Reply with nothing but how many lines in the entries below include "JSON".

[Data — start]

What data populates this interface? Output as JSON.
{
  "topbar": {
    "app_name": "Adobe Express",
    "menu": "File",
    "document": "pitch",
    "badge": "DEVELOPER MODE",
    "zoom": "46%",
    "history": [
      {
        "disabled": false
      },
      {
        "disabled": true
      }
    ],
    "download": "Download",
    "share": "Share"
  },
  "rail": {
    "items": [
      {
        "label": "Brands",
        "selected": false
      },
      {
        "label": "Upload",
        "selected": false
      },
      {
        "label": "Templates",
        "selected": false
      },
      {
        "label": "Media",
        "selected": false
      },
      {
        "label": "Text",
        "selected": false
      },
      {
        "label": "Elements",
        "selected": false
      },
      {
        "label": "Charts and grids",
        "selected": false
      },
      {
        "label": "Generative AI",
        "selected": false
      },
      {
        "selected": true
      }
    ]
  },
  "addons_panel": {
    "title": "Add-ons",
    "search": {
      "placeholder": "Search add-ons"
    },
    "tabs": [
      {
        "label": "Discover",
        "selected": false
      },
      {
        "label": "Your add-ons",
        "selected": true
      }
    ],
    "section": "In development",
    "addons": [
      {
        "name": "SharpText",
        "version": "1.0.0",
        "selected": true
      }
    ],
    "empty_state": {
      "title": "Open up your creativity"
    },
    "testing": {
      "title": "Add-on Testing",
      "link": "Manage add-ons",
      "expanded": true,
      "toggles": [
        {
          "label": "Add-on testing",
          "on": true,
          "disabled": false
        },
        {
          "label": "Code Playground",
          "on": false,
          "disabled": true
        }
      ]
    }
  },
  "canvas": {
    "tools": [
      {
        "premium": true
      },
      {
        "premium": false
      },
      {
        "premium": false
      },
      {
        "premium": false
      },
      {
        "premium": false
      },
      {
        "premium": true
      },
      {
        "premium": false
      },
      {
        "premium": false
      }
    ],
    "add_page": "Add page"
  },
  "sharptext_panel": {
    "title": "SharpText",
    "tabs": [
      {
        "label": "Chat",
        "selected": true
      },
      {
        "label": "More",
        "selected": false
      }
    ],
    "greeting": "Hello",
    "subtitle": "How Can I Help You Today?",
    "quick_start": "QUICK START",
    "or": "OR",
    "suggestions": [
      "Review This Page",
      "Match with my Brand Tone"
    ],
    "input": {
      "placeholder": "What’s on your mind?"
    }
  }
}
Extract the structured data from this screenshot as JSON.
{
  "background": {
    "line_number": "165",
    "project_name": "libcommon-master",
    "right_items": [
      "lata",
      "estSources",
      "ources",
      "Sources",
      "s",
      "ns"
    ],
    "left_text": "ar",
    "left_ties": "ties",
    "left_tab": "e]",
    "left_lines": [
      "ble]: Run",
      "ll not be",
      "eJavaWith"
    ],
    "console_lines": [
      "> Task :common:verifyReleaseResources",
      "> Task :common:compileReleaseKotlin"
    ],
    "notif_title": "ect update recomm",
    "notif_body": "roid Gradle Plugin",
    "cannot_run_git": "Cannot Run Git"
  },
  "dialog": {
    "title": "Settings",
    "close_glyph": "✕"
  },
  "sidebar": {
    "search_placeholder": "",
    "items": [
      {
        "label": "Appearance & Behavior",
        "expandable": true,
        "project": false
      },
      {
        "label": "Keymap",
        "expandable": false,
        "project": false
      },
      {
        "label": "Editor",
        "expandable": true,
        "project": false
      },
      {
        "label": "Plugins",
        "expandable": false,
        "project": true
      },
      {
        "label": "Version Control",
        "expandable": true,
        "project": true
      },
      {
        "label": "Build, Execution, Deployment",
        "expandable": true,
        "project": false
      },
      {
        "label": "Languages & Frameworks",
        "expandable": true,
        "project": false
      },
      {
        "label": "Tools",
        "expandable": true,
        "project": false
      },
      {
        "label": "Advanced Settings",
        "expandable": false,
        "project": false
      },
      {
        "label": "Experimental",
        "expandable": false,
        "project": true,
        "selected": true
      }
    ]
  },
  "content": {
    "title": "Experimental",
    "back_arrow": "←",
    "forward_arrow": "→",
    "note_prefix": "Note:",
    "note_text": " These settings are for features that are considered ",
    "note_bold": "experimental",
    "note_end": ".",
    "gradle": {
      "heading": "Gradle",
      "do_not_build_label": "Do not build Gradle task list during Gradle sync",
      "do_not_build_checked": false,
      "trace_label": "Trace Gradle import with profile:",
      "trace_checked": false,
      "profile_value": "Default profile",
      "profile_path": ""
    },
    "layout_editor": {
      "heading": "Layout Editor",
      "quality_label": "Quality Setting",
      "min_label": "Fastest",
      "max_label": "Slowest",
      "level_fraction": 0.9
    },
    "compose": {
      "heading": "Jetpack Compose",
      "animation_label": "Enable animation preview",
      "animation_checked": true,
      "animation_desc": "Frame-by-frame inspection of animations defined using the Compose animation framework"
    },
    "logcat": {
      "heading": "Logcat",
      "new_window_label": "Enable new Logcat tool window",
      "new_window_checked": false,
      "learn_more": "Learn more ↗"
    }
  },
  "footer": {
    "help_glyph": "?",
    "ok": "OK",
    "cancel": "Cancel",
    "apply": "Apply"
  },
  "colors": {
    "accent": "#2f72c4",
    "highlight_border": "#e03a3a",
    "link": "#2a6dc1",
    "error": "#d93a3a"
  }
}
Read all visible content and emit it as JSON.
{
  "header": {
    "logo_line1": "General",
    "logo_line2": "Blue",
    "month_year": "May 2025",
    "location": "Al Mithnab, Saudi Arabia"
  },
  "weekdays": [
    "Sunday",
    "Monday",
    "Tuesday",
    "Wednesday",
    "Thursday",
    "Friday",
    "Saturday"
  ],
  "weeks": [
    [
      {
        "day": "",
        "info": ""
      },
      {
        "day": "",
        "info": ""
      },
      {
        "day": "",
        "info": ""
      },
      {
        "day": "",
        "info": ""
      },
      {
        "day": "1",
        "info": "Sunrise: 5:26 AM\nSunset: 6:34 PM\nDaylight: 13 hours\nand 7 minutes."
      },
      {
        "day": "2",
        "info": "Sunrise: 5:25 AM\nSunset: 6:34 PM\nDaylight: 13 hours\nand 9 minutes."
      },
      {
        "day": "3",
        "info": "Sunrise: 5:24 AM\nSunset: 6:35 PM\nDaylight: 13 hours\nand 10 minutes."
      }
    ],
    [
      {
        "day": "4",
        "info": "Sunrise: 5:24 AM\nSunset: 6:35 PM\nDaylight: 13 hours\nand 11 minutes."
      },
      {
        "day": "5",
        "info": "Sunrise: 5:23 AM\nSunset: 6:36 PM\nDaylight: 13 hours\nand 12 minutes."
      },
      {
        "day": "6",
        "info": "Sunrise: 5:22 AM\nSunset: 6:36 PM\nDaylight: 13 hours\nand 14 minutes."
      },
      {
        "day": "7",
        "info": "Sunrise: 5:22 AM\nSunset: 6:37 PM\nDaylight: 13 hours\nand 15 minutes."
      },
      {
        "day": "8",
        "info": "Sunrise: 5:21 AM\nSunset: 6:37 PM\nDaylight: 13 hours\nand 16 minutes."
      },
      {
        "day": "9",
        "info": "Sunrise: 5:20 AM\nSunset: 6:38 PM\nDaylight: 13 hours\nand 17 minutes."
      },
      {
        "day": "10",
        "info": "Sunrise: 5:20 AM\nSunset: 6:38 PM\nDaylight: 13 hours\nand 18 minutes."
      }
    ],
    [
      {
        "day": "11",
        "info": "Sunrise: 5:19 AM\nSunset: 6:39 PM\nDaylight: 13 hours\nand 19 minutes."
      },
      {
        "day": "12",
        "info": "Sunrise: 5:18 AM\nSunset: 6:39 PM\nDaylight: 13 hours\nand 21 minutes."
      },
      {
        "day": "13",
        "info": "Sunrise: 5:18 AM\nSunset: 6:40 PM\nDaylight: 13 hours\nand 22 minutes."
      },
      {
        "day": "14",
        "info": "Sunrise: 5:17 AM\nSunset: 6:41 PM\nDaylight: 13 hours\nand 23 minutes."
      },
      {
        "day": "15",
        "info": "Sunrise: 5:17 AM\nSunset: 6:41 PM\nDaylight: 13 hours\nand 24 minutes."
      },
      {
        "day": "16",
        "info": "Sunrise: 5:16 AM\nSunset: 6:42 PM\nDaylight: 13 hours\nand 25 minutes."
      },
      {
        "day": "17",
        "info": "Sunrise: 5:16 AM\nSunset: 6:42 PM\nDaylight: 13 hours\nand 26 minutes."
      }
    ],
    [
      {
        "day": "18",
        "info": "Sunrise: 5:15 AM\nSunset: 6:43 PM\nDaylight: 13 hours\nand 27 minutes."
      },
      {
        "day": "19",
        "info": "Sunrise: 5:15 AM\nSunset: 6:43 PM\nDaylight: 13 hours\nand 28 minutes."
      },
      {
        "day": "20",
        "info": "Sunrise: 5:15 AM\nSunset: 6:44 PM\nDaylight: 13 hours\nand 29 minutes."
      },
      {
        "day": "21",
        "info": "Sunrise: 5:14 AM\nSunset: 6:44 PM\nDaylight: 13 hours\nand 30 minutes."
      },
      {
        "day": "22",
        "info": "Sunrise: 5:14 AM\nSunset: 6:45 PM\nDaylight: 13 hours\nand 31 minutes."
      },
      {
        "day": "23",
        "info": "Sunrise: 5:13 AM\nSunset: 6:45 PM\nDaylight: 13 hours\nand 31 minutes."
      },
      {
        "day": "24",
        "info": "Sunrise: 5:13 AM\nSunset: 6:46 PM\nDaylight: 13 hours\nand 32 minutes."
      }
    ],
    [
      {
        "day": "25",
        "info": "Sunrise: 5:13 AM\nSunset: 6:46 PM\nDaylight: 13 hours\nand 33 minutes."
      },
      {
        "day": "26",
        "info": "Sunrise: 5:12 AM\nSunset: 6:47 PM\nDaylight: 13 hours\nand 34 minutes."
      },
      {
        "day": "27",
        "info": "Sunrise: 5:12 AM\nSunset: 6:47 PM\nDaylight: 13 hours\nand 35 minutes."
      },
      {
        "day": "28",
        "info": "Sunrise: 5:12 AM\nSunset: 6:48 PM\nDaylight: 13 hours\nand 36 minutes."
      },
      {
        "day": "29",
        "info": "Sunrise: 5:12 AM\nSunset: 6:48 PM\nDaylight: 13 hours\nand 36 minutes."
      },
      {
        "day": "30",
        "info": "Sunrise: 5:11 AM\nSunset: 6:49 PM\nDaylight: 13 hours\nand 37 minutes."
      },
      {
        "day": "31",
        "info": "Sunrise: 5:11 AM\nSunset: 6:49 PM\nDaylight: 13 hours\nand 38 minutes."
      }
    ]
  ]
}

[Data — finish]

The completed task
3